In order for the core to emit a gas there must be uncured binder in the core/mold, and these core/mold materials must reach high temperatures. A comparison of the core temperature at the start of the filling cycle with the core temperature at the end of the cycle showed that the cores are severely overheated. This and the evaluation of a sectioned core with uncured binder reveal that the core possesses all the required conditions to produce gas.
The second condition that must exist for core gas related porosity is an entry point for the gas to get into the casting. The Fraction Solid results were used to identify the locations of the casting that formed a skin last and thus identified the entry point of the gas into the casting and the amount of time it was able to do so. The evaluation of the solidification progress shows that the defect prone region of the casting takes 140 seconds, after filling, to completely form a skin.

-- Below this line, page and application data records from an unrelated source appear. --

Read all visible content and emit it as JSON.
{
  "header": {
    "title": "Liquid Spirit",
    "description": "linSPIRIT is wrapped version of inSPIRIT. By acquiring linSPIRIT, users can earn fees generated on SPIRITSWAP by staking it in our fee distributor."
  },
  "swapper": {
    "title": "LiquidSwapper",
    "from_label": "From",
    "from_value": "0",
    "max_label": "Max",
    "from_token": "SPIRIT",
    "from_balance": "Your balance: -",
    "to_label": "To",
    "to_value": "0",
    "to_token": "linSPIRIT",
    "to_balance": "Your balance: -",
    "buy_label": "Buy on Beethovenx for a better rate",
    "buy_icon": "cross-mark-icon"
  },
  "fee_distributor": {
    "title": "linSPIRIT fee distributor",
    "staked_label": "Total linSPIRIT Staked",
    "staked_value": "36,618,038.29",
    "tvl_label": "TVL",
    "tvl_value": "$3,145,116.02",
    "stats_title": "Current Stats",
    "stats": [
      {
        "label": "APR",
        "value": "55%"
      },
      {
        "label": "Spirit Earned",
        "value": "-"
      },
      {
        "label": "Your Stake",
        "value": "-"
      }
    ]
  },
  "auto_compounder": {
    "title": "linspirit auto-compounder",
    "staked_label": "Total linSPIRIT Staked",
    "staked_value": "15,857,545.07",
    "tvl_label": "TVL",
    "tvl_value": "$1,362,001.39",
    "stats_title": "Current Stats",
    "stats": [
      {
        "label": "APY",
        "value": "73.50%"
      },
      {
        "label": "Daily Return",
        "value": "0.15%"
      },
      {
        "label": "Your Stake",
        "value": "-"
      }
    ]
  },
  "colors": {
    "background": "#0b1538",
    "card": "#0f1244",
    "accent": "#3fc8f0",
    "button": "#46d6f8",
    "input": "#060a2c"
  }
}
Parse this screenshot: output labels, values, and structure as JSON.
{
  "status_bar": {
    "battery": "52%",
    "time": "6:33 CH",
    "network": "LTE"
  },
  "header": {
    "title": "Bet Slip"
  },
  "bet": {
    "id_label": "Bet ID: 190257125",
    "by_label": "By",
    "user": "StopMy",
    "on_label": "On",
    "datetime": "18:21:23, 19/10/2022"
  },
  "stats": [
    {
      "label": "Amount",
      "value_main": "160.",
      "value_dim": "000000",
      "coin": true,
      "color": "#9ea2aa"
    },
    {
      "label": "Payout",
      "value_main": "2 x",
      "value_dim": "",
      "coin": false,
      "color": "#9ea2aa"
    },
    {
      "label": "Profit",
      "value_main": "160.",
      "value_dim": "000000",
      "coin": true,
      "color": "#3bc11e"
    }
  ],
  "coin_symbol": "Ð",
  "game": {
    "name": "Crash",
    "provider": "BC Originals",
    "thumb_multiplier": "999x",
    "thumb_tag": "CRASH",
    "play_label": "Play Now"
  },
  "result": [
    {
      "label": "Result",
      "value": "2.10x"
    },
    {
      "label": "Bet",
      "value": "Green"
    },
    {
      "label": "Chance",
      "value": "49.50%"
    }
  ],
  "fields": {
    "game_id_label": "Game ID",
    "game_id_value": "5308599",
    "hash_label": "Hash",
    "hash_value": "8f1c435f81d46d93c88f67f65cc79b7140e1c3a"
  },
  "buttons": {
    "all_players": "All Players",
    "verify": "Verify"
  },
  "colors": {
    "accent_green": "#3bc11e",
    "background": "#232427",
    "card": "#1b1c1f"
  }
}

The match of the real areas of gas defects of the sample casting with the simulation results showed a good correlation. Now that the true defect had been identified, Custom Casting’s engineering department reduced the binder content of the sand, which yielded a slight improvement in the defect severity. During their investigation of the cores, they also discovered that the core molds were not heating the core evenly causing the uncured binder issue.